◆ **Exercise aim**
Those lines of the records that contain "Terrenos" are to be located and copied.
- Opening Delimiter -
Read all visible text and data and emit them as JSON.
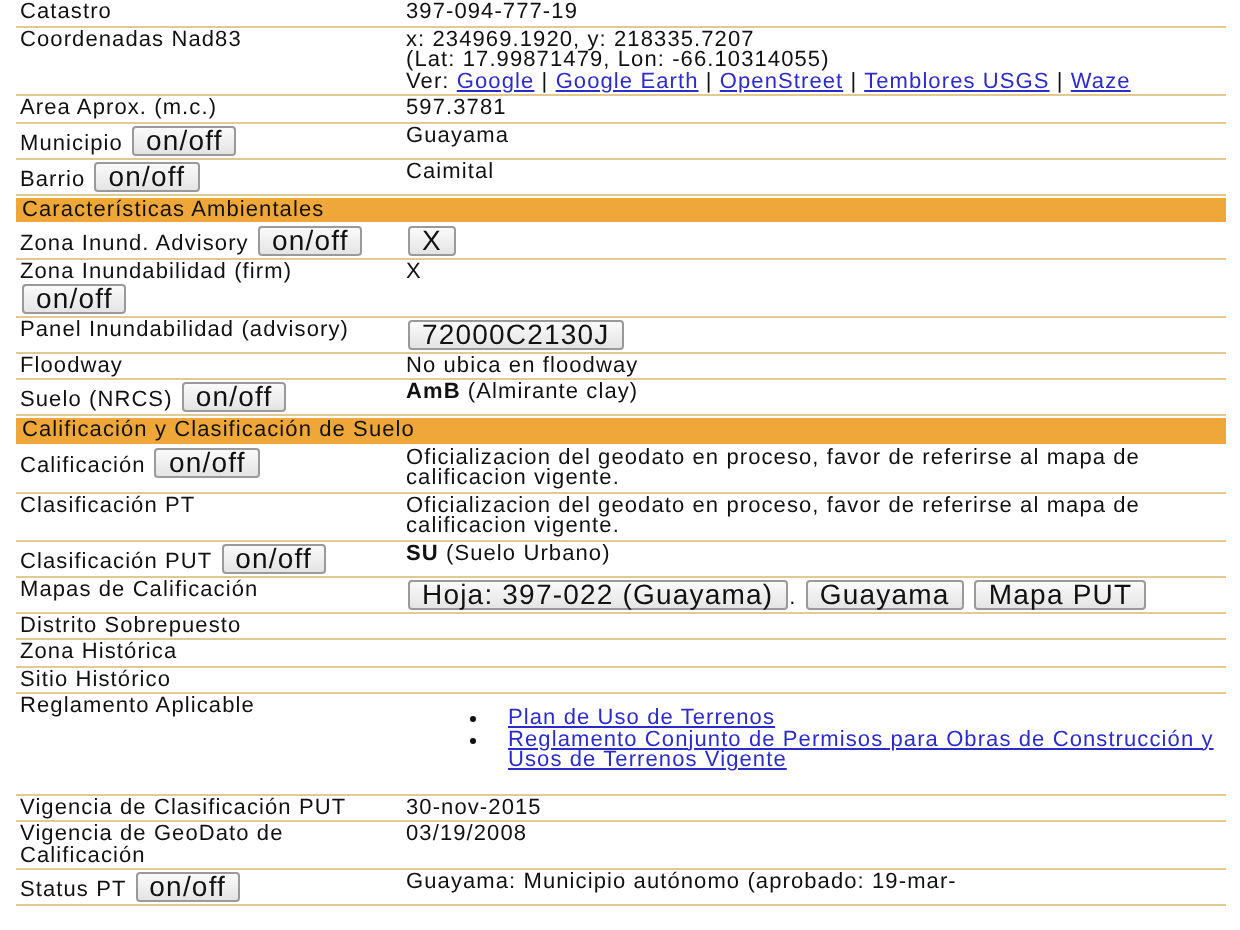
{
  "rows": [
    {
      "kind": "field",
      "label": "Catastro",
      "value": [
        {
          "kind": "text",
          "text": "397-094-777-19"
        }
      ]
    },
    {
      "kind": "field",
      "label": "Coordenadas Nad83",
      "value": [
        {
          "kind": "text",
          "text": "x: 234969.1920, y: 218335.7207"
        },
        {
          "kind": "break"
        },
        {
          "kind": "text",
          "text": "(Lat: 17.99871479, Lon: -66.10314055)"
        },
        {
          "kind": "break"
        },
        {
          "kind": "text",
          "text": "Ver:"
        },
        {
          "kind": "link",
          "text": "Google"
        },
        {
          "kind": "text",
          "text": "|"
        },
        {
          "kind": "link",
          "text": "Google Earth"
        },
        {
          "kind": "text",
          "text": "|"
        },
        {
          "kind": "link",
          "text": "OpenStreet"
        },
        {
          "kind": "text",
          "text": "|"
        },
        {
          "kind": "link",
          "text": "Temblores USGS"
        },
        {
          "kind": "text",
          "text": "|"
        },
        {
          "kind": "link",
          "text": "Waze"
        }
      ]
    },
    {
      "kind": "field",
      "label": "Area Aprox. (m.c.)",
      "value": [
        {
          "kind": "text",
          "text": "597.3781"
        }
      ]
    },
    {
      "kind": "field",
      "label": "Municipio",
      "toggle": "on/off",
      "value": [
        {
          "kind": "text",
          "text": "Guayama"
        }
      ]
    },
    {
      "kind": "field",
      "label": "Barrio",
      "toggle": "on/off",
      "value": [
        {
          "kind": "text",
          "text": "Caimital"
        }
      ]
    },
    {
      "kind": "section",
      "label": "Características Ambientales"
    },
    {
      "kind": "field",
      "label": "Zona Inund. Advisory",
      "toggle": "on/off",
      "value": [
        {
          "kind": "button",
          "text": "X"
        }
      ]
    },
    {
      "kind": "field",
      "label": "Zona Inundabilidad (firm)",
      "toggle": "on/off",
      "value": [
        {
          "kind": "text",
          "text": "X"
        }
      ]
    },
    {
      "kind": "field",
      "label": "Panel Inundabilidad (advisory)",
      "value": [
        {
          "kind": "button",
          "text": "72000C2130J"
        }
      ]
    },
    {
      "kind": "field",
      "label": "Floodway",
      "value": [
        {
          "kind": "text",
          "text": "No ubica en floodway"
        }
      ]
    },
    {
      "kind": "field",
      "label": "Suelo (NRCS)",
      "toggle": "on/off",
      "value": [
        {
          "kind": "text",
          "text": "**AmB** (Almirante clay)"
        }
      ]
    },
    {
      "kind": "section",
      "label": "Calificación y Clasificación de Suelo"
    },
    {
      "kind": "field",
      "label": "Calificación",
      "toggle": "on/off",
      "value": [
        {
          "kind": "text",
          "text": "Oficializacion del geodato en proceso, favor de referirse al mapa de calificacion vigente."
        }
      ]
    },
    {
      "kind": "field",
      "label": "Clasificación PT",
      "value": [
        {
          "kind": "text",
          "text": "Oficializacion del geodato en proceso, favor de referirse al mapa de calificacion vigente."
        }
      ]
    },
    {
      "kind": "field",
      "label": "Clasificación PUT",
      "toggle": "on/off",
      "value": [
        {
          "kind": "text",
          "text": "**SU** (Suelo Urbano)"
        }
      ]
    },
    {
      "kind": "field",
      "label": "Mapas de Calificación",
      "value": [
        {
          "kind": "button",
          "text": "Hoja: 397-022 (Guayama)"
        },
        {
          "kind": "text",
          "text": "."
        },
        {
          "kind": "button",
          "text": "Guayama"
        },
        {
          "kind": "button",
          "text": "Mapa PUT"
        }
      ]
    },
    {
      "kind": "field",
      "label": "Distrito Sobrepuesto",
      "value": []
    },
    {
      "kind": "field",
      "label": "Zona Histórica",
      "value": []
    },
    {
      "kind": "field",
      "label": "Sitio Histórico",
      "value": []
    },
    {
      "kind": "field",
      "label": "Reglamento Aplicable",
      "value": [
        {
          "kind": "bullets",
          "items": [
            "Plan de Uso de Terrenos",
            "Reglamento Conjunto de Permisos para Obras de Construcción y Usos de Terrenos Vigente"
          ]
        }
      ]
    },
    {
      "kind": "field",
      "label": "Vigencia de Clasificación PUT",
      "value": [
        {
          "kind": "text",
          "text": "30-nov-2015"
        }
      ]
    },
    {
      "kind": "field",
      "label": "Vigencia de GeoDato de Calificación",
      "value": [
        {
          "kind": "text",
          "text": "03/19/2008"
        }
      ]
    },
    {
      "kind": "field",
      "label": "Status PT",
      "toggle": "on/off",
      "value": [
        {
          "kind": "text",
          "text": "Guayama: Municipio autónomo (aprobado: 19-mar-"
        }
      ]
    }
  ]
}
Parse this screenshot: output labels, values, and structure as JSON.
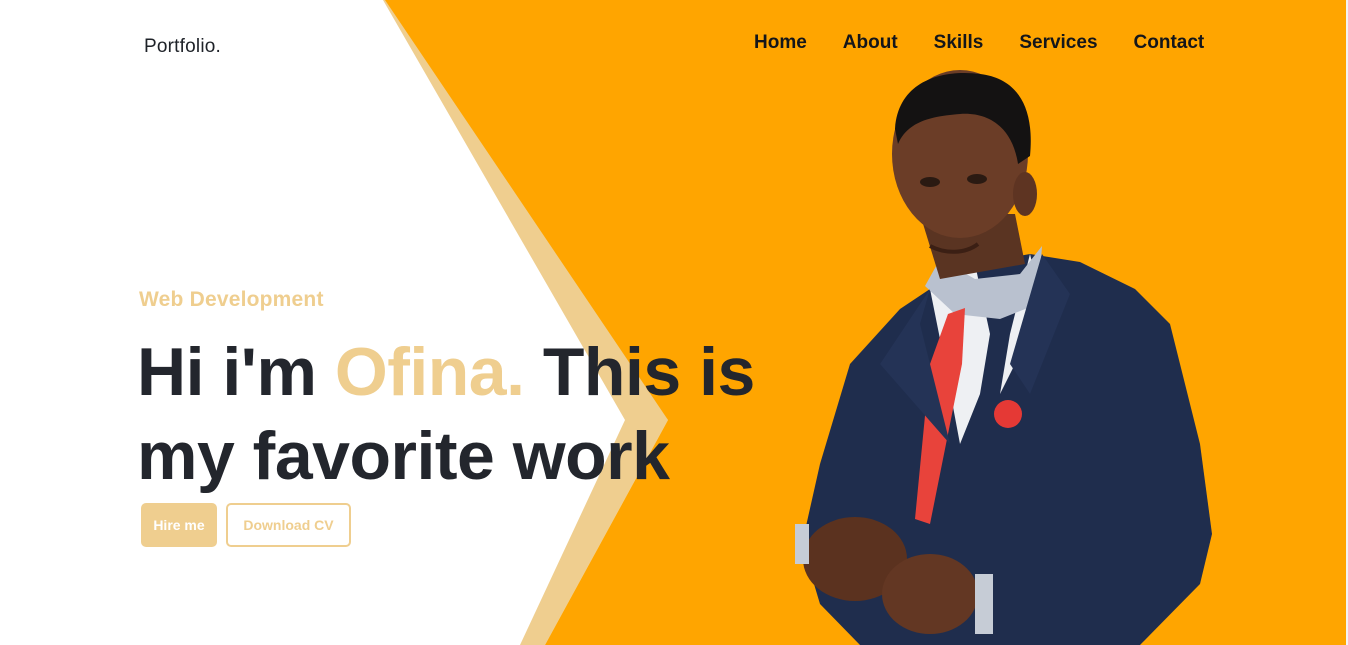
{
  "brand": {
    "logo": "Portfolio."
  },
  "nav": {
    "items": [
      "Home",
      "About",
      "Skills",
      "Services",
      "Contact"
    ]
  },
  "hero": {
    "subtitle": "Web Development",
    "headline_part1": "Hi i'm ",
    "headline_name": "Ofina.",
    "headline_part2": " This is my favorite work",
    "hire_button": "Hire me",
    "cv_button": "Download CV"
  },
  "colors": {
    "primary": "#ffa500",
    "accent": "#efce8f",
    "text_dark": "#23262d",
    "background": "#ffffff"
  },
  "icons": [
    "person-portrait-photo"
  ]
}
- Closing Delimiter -
◆ **Exercise response**
            "Plan de Uso de Terrenos",
            "Reglamento Conjunto de Permisos para Obras de Construcción y Usos de Terrenos Vigente"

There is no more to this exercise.